| Task description |
Your job is to report every line of the entries that has "jour".

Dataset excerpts
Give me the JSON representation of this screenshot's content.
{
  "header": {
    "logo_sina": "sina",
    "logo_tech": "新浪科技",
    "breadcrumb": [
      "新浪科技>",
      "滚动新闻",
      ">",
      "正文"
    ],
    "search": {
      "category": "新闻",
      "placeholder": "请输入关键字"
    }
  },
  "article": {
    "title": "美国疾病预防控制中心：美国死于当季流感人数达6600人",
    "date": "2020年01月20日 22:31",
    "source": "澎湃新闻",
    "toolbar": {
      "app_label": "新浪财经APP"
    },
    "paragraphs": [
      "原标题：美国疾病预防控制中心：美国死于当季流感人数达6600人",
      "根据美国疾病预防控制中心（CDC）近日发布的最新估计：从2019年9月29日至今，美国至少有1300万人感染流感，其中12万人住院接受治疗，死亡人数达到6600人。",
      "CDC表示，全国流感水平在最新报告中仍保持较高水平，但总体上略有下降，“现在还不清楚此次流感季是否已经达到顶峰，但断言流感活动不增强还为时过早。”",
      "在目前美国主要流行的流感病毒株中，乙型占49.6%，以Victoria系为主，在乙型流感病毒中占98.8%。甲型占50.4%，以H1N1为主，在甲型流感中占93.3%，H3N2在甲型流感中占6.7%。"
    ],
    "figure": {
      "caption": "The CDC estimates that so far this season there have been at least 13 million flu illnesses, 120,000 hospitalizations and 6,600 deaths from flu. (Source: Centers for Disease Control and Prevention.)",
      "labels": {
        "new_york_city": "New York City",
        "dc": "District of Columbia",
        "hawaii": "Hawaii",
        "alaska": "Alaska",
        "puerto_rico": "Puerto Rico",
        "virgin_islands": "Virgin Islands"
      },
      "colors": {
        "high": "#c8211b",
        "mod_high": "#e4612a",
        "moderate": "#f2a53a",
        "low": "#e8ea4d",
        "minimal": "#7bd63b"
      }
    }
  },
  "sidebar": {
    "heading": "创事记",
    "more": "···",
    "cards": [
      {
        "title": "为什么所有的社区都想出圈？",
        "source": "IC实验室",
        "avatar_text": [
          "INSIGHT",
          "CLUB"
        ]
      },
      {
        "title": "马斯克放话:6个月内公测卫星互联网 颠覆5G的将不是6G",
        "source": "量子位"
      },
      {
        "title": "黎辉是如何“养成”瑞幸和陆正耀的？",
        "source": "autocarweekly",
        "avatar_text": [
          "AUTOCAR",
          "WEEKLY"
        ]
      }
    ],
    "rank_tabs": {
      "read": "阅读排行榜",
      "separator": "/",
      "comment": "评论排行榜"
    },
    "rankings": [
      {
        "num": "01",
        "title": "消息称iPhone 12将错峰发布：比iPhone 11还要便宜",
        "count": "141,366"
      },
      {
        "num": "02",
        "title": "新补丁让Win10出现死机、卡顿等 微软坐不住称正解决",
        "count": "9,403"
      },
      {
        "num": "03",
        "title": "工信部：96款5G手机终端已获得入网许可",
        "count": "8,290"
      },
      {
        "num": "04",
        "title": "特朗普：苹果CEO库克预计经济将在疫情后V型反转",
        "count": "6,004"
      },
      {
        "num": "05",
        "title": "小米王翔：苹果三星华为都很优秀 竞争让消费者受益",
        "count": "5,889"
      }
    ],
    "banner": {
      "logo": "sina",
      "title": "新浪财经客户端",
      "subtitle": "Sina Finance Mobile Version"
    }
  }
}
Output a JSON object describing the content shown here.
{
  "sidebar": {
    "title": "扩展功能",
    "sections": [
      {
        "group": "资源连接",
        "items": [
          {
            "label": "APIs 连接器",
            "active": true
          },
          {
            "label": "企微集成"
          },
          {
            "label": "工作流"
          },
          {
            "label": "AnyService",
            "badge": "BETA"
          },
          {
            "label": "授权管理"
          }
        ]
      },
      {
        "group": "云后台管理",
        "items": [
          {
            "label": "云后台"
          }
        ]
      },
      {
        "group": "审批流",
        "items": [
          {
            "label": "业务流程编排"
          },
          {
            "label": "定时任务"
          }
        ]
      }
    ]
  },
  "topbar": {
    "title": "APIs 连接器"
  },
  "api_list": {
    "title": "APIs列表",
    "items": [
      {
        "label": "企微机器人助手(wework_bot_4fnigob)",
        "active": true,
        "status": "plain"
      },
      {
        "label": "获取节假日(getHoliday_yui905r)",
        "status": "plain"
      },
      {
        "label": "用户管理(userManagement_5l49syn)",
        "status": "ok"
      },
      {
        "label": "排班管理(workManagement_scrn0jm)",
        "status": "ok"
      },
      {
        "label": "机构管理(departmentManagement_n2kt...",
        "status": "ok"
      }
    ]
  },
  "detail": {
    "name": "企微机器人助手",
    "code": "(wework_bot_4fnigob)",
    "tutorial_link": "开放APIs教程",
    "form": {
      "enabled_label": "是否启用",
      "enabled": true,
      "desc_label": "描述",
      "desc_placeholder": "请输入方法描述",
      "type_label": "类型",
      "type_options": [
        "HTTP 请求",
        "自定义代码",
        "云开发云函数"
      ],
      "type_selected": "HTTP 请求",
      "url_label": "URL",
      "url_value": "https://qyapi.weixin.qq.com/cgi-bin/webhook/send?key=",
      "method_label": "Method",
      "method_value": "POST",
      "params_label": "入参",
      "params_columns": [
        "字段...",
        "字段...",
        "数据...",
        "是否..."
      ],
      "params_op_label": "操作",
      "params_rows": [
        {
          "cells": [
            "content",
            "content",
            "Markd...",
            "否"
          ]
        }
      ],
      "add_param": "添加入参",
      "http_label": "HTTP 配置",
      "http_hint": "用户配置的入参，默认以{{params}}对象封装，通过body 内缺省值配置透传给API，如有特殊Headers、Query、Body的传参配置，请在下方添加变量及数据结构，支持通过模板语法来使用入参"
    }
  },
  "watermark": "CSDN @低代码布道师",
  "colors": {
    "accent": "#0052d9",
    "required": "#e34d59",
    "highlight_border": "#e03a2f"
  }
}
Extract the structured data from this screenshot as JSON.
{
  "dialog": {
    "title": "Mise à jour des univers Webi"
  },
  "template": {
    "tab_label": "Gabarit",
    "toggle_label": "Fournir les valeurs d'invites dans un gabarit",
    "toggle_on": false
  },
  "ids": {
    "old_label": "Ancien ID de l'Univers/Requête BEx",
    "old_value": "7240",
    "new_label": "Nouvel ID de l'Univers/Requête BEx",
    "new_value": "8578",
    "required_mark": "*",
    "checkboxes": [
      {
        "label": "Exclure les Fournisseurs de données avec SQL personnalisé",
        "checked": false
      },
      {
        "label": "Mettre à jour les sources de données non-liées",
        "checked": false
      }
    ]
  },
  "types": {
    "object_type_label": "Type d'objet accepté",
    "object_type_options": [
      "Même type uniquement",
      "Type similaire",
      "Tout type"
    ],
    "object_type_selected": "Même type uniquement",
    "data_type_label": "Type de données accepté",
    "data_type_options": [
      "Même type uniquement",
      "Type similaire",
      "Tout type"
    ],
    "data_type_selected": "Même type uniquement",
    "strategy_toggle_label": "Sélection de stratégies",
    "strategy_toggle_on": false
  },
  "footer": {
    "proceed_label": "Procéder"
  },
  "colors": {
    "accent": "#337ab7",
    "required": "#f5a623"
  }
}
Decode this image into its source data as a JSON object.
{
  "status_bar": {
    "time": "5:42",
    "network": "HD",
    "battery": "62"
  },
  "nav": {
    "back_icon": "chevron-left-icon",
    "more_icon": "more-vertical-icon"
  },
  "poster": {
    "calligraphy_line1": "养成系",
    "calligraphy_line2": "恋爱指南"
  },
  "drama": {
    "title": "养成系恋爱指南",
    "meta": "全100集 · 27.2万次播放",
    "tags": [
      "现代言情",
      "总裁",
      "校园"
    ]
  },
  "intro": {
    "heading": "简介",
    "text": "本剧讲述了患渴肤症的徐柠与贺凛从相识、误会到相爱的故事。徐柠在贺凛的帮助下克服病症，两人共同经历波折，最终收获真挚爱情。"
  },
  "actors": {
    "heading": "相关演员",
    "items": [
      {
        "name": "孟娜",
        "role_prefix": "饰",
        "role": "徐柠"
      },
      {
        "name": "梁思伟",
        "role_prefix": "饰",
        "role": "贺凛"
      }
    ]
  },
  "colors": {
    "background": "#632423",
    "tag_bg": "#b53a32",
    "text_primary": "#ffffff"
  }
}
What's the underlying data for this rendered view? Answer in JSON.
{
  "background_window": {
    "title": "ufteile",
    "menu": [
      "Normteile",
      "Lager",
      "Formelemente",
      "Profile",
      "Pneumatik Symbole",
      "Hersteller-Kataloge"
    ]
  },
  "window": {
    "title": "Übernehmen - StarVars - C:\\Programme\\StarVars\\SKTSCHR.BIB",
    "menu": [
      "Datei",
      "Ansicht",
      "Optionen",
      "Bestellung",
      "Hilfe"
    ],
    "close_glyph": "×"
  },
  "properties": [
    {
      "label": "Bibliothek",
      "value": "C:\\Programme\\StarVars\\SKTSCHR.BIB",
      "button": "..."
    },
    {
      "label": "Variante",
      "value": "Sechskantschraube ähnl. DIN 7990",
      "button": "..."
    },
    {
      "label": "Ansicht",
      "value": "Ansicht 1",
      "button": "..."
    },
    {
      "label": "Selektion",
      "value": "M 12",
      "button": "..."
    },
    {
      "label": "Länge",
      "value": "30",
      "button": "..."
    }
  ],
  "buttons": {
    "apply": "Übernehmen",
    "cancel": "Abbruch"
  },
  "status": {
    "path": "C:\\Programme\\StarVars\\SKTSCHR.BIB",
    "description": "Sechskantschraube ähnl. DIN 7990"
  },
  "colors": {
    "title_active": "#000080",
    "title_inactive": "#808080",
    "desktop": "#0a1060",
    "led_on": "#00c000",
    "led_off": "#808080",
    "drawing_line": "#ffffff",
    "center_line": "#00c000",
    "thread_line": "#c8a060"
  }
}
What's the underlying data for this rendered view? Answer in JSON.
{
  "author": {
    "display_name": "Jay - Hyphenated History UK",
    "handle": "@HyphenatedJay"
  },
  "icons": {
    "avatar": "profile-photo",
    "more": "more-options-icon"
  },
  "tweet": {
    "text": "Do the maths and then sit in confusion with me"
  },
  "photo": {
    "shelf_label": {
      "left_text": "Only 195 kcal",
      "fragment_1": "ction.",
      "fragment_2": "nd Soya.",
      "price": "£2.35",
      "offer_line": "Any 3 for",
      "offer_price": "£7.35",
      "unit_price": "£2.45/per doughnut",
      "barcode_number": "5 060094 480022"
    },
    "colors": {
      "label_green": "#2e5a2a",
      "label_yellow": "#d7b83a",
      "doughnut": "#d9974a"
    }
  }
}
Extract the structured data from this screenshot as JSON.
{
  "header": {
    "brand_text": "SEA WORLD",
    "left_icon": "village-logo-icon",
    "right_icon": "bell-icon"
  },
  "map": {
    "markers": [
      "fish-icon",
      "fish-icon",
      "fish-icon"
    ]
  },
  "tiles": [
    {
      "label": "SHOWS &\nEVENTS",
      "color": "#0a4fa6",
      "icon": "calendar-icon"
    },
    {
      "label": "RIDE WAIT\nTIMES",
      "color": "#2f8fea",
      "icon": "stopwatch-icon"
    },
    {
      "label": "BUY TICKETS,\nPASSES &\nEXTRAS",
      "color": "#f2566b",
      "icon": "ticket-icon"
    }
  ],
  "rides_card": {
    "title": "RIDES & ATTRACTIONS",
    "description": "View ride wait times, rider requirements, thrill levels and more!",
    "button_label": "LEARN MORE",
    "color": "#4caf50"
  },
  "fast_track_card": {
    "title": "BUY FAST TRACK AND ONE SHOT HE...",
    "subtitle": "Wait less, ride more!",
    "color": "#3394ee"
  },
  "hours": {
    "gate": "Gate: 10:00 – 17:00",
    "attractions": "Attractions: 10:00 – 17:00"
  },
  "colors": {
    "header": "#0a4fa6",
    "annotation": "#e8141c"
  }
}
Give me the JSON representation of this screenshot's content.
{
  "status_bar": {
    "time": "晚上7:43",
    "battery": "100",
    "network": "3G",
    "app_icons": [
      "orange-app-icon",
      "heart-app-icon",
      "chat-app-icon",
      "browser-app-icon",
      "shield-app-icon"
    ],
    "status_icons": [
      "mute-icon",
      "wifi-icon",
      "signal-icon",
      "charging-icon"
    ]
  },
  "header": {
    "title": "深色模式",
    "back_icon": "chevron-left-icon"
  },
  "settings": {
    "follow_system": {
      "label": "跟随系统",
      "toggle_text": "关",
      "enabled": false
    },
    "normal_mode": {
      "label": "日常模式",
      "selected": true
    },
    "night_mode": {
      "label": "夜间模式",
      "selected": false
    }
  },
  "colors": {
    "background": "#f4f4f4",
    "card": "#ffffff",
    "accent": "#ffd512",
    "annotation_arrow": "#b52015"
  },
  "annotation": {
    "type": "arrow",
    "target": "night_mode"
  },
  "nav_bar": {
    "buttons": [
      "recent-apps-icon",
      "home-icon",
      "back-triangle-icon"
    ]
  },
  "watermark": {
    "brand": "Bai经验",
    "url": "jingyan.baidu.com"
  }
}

| Answer space |
    "title": "Mise à jour des univers Webi"
        "label": "Mettre à jour les sources de données non-liées",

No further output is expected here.